Once retted the inner bark can be stripped from the outer bark and dried ready for future use. If you are careful some of these strips can be as long at the sucker they were cut from and the longer the individual fibres the stronger your cord will be as you will have to do less splicing and joining. 

A big bundle of lime bast, bast is what we call this bark once it is prepared for use. 
The bast can be used as it is for some projects such as the binding for this grass coil basket.   For a finished coil basket check out this post about how to make them on the Geoff Bushcraft Blog.              
If you are going to make cord though you will need to process your fibres a little more, although the retting process is specific to lime bark among those materials discussed here the next few steps are going to be the same for any fibres you choose to use.

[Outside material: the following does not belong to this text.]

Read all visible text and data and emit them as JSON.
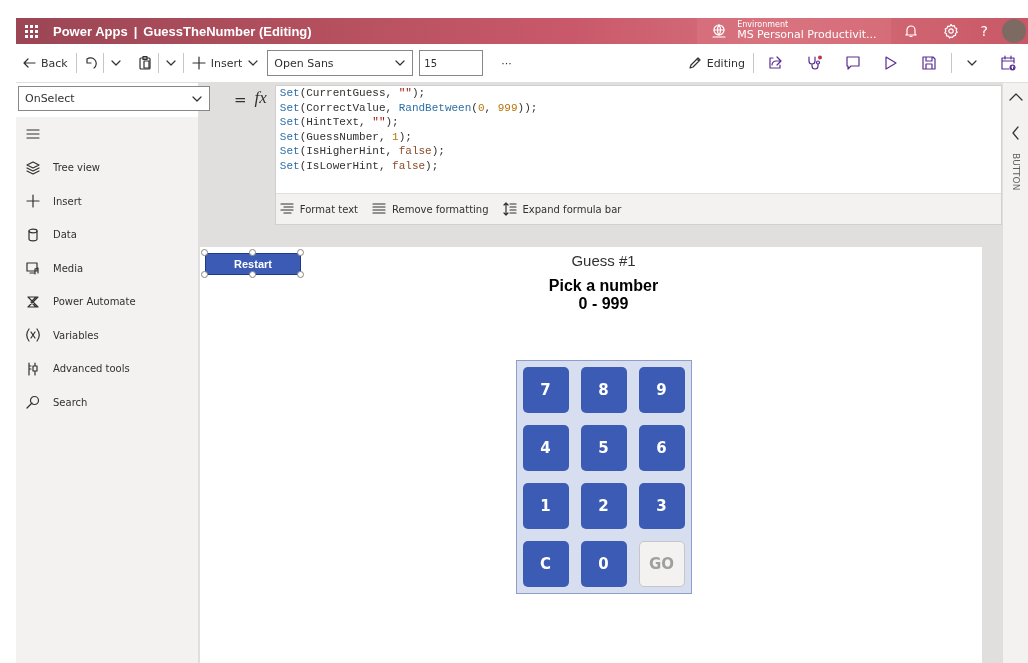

Your two main options for turning your fibres into cord is plaiting or reverse wrapping, reverse wrapping is the better option for plant fibres in my opinion although I will always plait rawhide. A plaited rawhide rope makes an excellent option for a bow drill string. It's incredibly strong and resistant to abrasion and is also slightly so unlike all but the very best ropes made from plant fibres it is very forgiving when it comes to the extreme abuse that being used as a bow drill string subject it to. Reverse wrapping takes a little getting used to but produces an excellent cord that will look just like the kind you might buy in the shops and which will not fray when cut. To reverse wrap your fibres into cordage you will need to find the middle of a bundle of fibres, take the bundle between the thumb and finger of each hand and twist in opposite directions until the fibres kink and form a loop. This loop is going to be one end of your cord. From there on you will hold the twisted portion of the fibres to keep them still and then with your other hand you will twist the upper bundle of fibres between your thumb and index finger until is is tightly twisted and then take the lower bundle of fibres behind the first so that it is now uppermost, repeat the process.

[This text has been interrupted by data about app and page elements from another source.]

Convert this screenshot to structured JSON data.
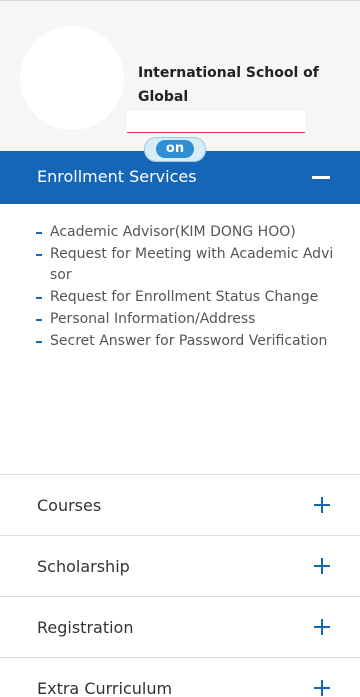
{
  "profile": {
    "school_name": "International School of Global",
    "name_value": ""
  },
  "badge": {
    "label": "on"
  },
  "menu": {
    "active_section": {
      "label": "Enrollment Services",
      "items": [
        {
          "label": "Academic Advisor(KIM DONG HOO)"
        },
        {
          "label": "Request for Meeting with Academic Advisor"
        },
        {
          "label": "Request for Enrollment Status Change"
        },
        {
          "label": "Personal Information/Address"
        },
        {
          "label": "Secret Answer for Password Verification"
        }
      ]
    },
    "sections": [
      {
        "label": "Courses"
      },
      {
        "label": "Scholarship"
      },
      {
        "label": "Registration"
      },
      {
        "label": "Extra Curriculum"
      }
    ]
  },
  "colors": {
    "accent": "#1566b6",
    "badge": "#2f8fd2"
  }
}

The first twist in the fibres.


This video shows the process of making reverse wrap cordage as it is very difficult to explain. 

Finished reverse wrap lime cordage. 

Some uses for natural cordage, fishing line for these gorge hooks

Snares, completed with grass stem runners so they open and close smoothly.

deer sinew binding for fletchings on a stone age arrow experiment. 

Making cord from natural material is very rewarding and almost therapeutic, it takes a long time to make any significant amount of cord but it is very satisfying and calming.  It will also surprise you just how strong this cord is, especially the particularly excellent lime and nettle cords which really are strong enough to use for fishing line, small mammal snares, nets and even ropes for hauling if made large enough.

No comments:

Post a Comment

Note: only a member of this blog may post a comment.

Bushcraft Education Videos